“The hell?” Shelley said.

“He’s alive,” Kid Cub said.

“What?”

“Fucking guy’s still alive.”

“What?!” 

“Telling you, he’s alive. Nearly shit myself. He looked me right in the eyes. My eyes, Shelley!” Kid Cub said.

“Shit.”

“I’m never gonna forget that look.” Cub rubbed his palms into his eyes. “Got me all fucked up!”

Shelley looked at Kid Cub. “Give me your knife.”

“What?”

“Your knife. Give it to me.”

“For what?”

“Because I forgot to shave this morning. What the fuck do you think what for? I’m not gonna shoot the guy in fucking rush hour traffic.”

Kid Cub handed Shelley the pocketknife.

Shelley felt its weight – passing it from hand to hand. Then he popped the trunk and exited the car.

Bigelow’s manic eyes looked up at the knife and he tried to scream. The duct tape over his mouth kept it at a deep rumble.

Shelley leaned in with the knife.

Bigelow’s doughy neck erupted.

Hot blood cascaded over Shelley’s face. He swallowed some and gagged, quickly searching the man’s pockets. He came up with two bucks.

“Holy shit,” Kid Cub said as Shelley slid in behind the wheel. “You are soaked.”

“Resilient bastard’s double dead now.”

“Did he have the change?”

“Yeah. Two bucks.” Shelley looked at himself in the rearview mirror. Blood dripped off his hair. He used the sleeve of his down jacket to wipe his face.

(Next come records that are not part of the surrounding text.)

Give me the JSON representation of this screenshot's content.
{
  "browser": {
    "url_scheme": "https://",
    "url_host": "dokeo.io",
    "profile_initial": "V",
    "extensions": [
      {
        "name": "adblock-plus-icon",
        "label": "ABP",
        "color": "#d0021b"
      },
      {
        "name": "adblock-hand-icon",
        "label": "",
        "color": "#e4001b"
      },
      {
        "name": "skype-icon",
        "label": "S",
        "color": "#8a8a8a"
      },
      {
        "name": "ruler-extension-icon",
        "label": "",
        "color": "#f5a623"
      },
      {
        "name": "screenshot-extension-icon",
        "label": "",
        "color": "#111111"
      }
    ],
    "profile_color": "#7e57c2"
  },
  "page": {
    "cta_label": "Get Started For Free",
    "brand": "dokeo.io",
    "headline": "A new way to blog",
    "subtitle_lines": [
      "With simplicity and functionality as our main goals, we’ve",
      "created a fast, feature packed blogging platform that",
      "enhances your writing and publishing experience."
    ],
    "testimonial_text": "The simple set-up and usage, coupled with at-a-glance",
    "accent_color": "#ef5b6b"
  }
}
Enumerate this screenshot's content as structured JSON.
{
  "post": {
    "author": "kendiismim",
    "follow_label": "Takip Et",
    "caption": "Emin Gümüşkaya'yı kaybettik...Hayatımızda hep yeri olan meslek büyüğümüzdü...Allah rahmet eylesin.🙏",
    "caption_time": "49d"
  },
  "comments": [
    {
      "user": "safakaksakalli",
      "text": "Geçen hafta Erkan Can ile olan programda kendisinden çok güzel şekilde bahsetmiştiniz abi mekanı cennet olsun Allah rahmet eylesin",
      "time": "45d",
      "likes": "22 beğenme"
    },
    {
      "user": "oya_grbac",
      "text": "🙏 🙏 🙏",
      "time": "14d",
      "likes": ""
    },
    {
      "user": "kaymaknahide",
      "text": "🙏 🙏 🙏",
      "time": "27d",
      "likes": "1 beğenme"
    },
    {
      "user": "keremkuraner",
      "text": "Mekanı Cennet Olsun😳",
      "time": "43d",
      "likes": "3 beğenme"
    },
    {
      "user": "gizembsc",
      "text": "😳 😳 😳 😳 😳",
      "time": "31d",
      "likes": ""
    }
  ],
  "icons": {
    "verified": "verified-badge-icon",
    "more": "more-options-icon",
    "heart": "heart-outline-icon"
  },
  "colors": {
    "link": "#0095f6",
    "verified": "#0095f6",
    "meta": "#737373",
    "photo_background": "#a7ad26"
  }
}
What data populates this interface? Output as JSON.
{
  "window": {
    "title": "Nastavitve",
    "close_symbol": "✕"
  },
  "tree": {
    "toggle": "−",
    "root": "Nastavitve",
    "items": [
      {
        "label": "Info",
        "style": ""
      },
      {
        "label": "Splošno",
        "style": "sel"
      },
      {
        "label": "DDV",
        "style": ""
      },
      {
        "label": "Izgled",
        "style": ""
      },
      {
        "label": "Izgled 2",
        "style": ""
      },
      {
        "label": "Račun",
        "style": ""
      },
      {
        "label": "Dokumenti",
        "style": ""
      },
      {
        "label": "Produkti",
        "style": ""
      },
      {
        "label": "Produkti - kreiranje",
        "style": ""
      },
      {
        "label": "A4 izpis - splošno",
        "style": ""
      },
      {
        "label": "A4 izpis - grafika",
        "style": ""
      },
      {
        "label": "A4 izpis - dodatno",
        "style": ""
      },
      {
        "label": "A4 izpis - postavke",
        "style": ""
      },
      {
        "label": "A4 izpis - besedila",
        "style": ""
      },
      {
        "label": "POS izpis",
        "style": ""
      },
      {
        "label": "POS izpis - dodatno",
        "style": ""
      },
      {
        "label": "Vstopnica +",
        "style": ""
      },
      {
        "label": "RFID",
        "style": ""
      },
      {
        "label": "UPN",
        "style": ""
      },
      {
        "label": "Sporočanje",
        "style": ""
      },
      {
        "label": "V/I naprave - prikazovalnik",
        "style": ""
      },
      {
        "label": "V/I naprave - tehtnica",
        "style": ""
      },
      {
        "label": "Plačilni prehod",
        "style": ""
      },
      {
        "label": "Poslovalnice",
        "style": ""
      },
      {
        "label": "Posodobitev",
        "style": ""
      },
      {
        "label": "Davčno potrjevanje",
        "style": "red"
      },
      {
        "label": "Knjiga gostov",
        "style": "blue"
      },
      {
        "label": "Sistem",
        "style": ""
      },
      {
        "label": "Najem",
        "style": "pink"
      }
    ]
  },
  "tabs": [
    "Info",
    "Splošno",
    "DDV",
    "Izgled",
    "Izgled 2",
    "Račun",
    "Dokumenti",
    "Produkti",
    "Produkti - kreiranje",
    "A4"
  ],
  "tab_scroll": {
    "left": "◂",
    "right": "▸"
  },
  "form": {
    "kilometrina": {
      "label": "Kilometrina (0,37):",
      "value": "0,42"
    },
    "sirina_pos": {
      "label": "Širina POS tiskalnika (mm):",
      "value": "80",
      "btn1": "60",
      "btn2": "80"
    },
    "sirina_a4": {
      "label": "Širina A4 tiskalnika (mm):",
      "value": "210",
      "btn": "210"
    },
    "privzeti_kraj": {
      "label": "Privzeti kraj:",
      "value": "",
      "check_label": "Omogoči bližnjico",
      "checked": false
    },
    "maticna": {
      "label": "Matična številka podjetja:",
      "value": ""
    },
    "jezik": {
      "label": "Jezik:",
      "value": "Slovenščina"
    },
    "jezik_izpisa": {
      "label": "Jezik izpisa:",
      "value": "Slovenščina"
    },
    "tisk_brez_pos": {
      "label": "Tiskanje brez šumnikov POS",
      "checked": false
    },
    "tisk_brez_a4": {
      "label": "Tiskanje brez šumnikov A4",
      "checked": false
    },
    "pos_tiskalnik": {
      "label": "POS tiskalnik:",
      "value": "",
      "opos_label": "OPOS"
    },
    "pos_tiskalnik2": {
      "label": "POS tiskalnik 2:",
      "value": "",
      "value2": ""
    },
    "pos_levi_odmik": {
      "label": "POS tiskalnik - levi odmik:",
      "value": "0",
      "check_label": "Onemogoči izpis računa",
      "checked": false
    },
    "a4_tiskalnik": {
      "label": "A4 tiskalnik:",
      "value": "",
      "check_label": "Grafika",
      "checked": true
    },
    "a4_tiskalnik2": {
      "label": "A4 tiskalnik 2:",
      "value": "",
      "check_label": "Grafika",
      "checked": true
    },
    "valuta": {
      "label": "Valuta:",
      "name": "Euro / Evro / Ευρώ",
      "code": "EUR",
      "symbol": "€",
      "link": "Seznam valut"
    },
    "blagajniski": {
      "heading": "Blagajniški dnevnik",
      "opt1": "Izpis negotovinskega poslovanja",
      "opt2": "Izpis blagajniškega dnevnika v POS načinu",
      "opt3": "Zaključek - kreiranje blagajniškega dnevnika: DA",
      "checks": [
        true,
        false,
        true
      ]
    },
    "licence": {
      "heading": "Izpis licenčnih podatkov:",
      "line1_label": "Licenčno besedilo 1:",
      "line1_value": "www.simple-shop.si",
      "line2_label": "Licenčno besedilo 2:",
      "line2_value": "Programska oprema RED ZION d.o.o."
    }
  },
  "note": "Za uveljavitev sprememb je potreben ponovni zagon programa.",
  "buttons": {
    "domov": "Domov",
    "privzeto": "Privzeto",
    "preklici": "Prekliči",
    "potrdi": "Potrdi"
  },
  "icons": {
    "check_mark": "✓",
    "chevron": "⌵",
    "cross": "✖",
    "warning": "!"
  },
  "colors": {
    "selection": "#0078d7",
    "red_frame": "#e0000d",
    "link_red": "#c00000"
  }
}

That’s when he noticed the police cruiser right behind them. “Fuck me.”

“What?” Kid Cub said.

“Cop.”

“Oh shit.”

“Just be easy,” Shelley said.

Shit, shit, shit.”

Shelley held the two bills up to the elderly woman inside the tollbooth.

Kid Cub glanced at the side view mirror.

The woman moved like molasses. After an eternity, she handed Shelley the change.

Shelley eased off the brake and pressed the gas.

The Chevy’s rear tires spun on the blood that had dripped and pooled beneath the trunk. Shelley stepped harder on the gas and the car veered forward, its rear tires spinning. The left side of the car smacked into the tollbooth’s concrete barrier and the Chevy spun out in half a circle with a loud squeal.

They were facing the cop now, who was out of his cruiser, looking down at the blood. His eyes followed the red, smeared tire tracks to the Chevy. He pulled his gun.

Shelley smacked the wheel. “You and that fucking waitress.”


Patrick Cooper lives in Trappe, PA with his wife, dog, and the spirit of a murdered Colonial orphan boy he just can’t seem to shake. His short fiction has appeared in a number of outlets, both print and online. Check out his stuff here: patrickgcooper.com